Recently I was on a flight from Denver to Portland Oregon. The flight attendant felt the need to pass the time by striking up a conversation with me. The main topic was what I did for a living. Naturally, I told her I was a furniture maker, and of course, her next question was, what kind of furniture do you make?
I have been asked this question many times and I never really know how to answer it. I feel I am still trying to find my style, and I will probably go through several style changes as my career progresses and my interests change. Right now, I have been finding a lot of inspiration in James Krenov’s work. However, I can’t really tell her I build furniture in the Krenov style; I have found that most people outside of the woodworking and design community have never heard of him.
I decided it would be best to tell her I build furniture out of wood; you know tables, chairs, headboards, hutches, thinks like that. I thought it would give her a pretty good idea of what I did. Apparently not, her next question made me chuckle. She said, “So do you go out and cut down your own tree to build it out of?”
Now my mind was racing, do I reference Roy Underhill on the PBS show the WoodWright’s Shop to give her a frame of reference? Probably not, the direction this conversation is going I doubt she has ever seen his show and knows Roy is famous for his ability to hand hue a log. Then again, maybe this is where she got this notion to be a furniture maker you need to cut down your own tree.

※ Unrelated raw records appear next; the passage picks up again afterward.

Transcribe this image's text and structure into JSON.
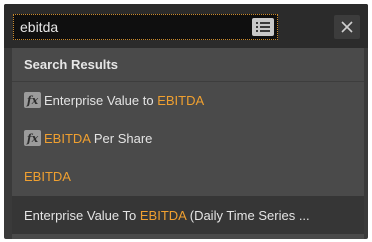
{
  "search": {
    "value": "ebitda",
    "placeholder": ""
  },
  "icons": {
    "list_toggle": "list-icon",
    "close": "close-icon",
    "function": "fx-icon"
  },
  "colors": {
    "highlight": "#f0a030",
    "search_border": "#c98a2d",
    "panel_bg": "#3a3a3a",
    "results_bg": "#4a4a4a",
    "selected_row_bg": "#363636"
  },
  "results": {
    "header": "Search Results",
    "items": [
      {
        "icon": "fx",
        "before": "Enterprise Value to ",
        "match": "EBITDA",
        "after": ""
      },
      {
        "icon": "fx",
        "before": "",
        "match": "EBITDA",
        "after": " Per Share"
      },
      {
        "icon": "",
        "before": "",
        "match": "EBITDA",
        "after": ""
      },
      {
        "icon": "",
        "before": "Enterprise Value To ",
        "match": "EBITDA",
        "after": " (Daily Time Series ..."
      }
    ]
  }
}
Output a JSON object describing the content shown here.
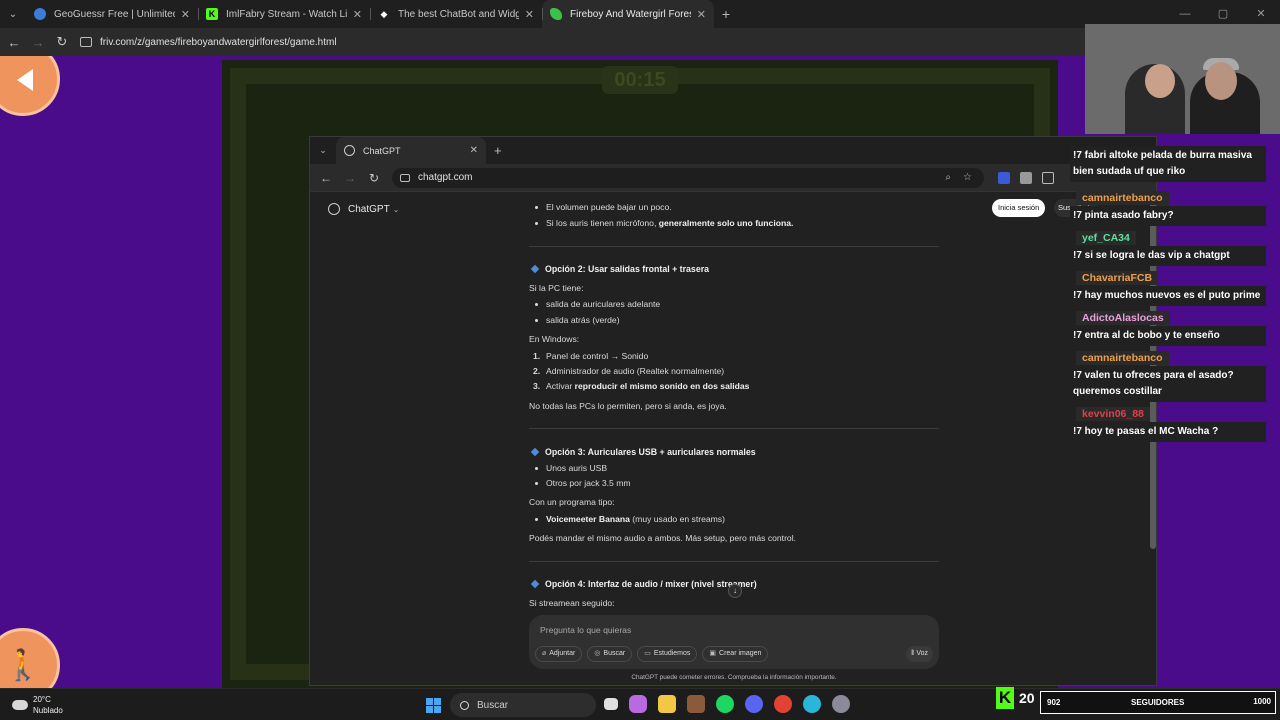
{
  "outer_browser": {
    "tabs": [
      {
        "title": "GeoGuessr Free | Unlimited Mo",
        "fav": "globe-icon",
        "color": "#3d7bd9"
      },
      {
        "title": "ImlFabry Stream - Watch Live o",
        "fav": "kick-logo",
        "color": "#53fc18"
      },
      {
        "title": "The best ChatBot and Widgets",
        "fav": "diamond-icon",
        "color": "#ffffff"
      },
      {
        "title": "Fireboy And Watergirl Forest Te",
        "fav": "leaf-icon",
        "color": "#3cc14a"
      }
    ],
    "url": "friv.com/z/games/fireboyandwatergirlforest/game.html"
  },
  "game": {
    "timer": "00:15"
  },
  "chatgpt": {
    "tab_title": "ChatGPT",
    "url": "chatgpt.com",
    "brand": "ChatGPT",
    "login": "Inicia sesión",
    "signup": "Suscríbete",
    "content": {
      "l1": "El volumen puede bajar un poco.",
      "l2a": "Si los auris tienen micrófono, ",
      "l2b": "generalmente solo uno funciona.",
      "h2": "Opción 2: Usar salidas frontal + trasera",
      "p1": "Si la PC tiene:",
      "b1": "salida de auriculares adelante",
      "b2": "salida atrás (verde)",
      "p2": "En Windows:",
      "n1": "Panel de control → Sonido",
      "n2": "Administrador de audio (Realtek normalmente)",
      "n3a": "Activar ",
      "n3b": "reproducir el mismo sonido en dos salidas",
      "p3": "No todas las PCs lo permiten, pero si anda, es joya.",
      "h3": "Opción 3: Auriculares USB + auriculares normales",
      "b3": "Unos auris USB",
      "b4": "Otros por jack 3.5 mm",
      "p4": "Con un programa tipo:",
      "b5a": "Voicemeeter Banana",
      "b5b": " (muy usado en streams)",
      "p5": "Podés mandar el mismo audio a ambos. Más setup, pero más control.",
      "h4": "Opción 4: Interfaz de audio / mixer (nivel streamer)",
      "p6": "Si streamean seguido:"
    },
    "composer": {
      "placeholder": "Pregunta lo que quieras",
      "attach": "Adjuntar",
      "search": "Buscar",
      "study": "Estudiemos",
      "image": "Crear imagen",
      "voice": "Voz"
    },
    "disclaimer": "ChatGPT puede cometer errores. Comprueba la información importante."
  },
  "chat": [
    {
      "user": "",
      "text": "!7 fabri altoke pelada de burra masiva bien sudada uf que riko",
      "color": "#ffffff"
    },
    {
      "user": "camnairtebanco",
      "text": "!7 pinta asado fabry?",
      "color": "#f0a04b"
    },
    {
      "user": "yef_CA34",
      "text": "!7 si se logra le das vip a chatgpt",
      "color": "#5ee0a0"
    },
    {
      "user": "ChavarriaFCB",
      "text": "!7 hay muchos nuevos es el puto prime",
      "color": "#f0a04b"
    },
    {
      "user": "AdictoAlaslocas",
      "text": "!7 entra al dc bobo y te enseño",
      "color": "#e8a0d8"
    },
    {
      "user": "camnairtebanco",
      "text": "!7 valen tu ofreces para el asado? queremos costillar",
      "color": "#f0a04b"
    },
    {
      "user": "kevvin06_88",
      "text": "!7 hoy te pasas el MC Wacha ?",
      "color": "#e0404a"
    }
  ],
  "taskbar": {
    "temp": "20°C",
    "condition": "Nublado",
    "search": "Buscar"
  },
  "stream": {
    "viewers": "20",
    "followers": "902",
    "followers_label": "SEGUIDORES",
    "followers_goal": "1000"
  }
}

Then I Thought I should tell her that I just buy my boards in the rough and plane them down from there, of course, she may not understand how lumber is milled and sold. It would surely lead to a conversation about how lumber is milled, and I would have to explain the differences between s4s lumber vs. s2s, 4/4, 8/4, 12/4 etc. I just didn’t want to go that deep, after all this was just idle conversation to pass the time. I really just wanted to get back to listening to the latest Wood Talk pod cast I download before leaving.

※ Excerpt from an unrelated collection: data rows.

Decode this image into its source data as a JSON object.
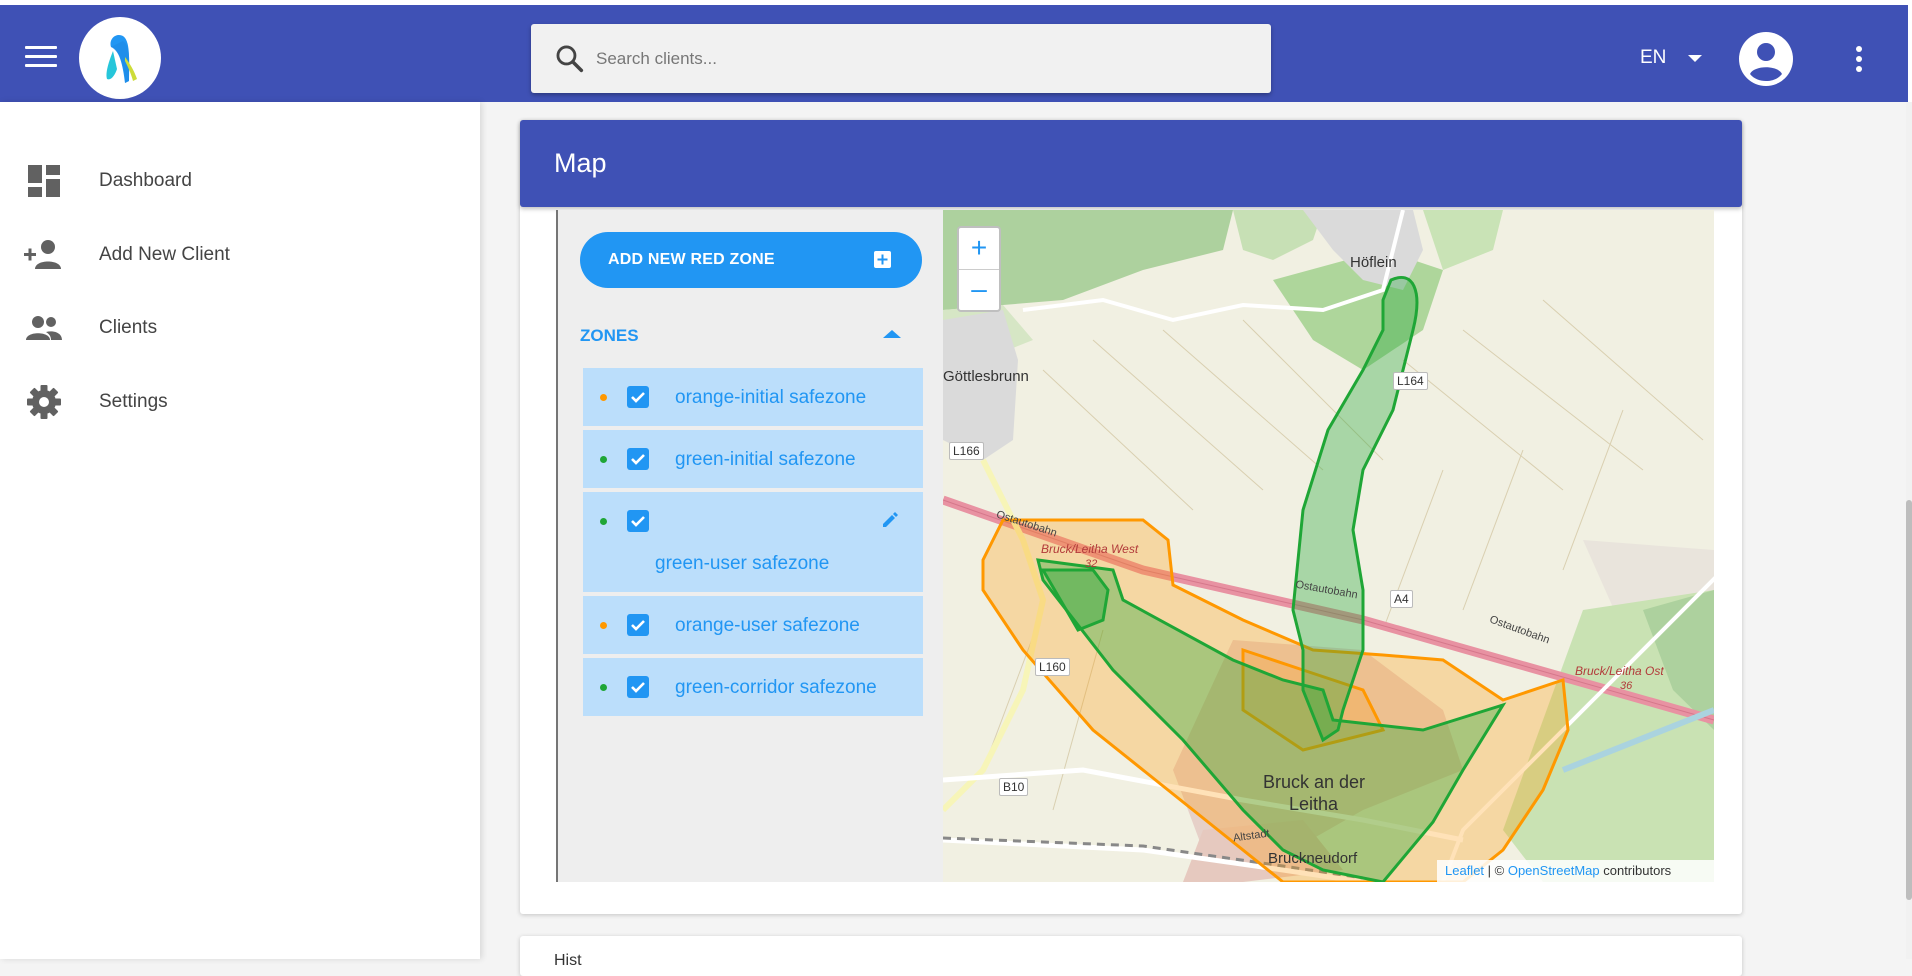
{
  "header": {
    "search_placeholder": "Search clients...",
    "language": "EN"
  },
  "sidebar": {
    "items": [
      {
        "label": "Dashboard",
        "icon": "dashboard-icon"
      },
      {
        "label": "Add New Client",
        "icon": "person-add-icon"
      },
      {
        "label": "Clients",
        "icon": "people-icon"
      },
      {
        "label": "Settings",
        "icon": "gear-icon"
      }
    ]
  },
  "map_card": {
    "title": "Map",
    "add_button": "ADD NEW RED ZONE",
    "zones_title": "ZONES",
    "zones": [
      {
        "label": "orange-initial safezone",
        "color": "#ff9800",
        "checked": true
      },
      {
        "label": "green-initial safezone",
        "color": "#1fa636",
        "checked": true
      },
      {
        "label": "green-user safezone",
        "color": "#1fa636",
        "checked": true,
        "editable": true
      },
      {
        "label": "orange-user safezone",
        "color": "#ff9800",
        "checked": true
      },
      {
        "label": "green-corridor safezone",
        "color": "#1fa636",
        "checked": true
      }
    ]
  },
  "map": {
    "zoom_in": "+",
    "zoom_out": "–",
    "attribution": {
      "leaflet": "Leaflet",
      "separator": " | © ",
      "osm": "OpenStreetMap",
      "suffix": " contributors"
    },
    "labels": {
      "hoflein": "Höflein",
      "gottlesbrunn": "Göttlesbrunn",
      "l164": "L164",
      "l166": "L166",
      "l160": "L160",
      "b10": "B10",
      "a4": "A4",
      "ostautobahn_1": "Ostautobahn",
      "ostautobahn_2": "Ostautobahn",
      "ostautobahn_3": "Ostautobahn",
      "autobahn": "Ostautobahn",
      "bruck_west": "Bruck/Leitha West",
      "bruck_west_num": "32",
      "bruck_ost": "Bruck/Leitha Ost",
      "bruck_ost_num": "36",
      "bruck_line1": "Bruck an der",
      "bruck_line2": "Leitha",
      "altstadt": "Altstadt",
      "bruckneudorf": "Bruckneudorf"
    },
    "colors": {
      "orange_zone": "#ff9800",
      "green_zone": "#1fa636",
      "header": "#3f51b5",
      "accent": "#2196f3"
    }
  },
  "history_card": {
    "title": "Hist"
  }
}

I simply responded with “No, I don’t cut the tree down, I just buy the wood.” She responded, “Oh, so you make simple furniture.”
WOW! Now I know she was just trying to be nice and make small talk so I’m trying not to be insulted, but you know. Cutting Dovetails, doing bent laminations, hand cut inlays, and the design process in general is easy and takes no time or effort at all. Trying to end the conversation before it turned even more ugly, I just said, “Yes, I build simple furniture”
It always amazes me how many folks outside the craft have no idea the amount of work us makers put into making each piece and how many of us view the furniture we build as functional art. Clearly, I need to come up with a better response to “What kind of Furniture do you make?” to better portray what it is I actually do.
If you have any ideas or thoughts on how to explain what kind of furniture you make, leave it in the comments below.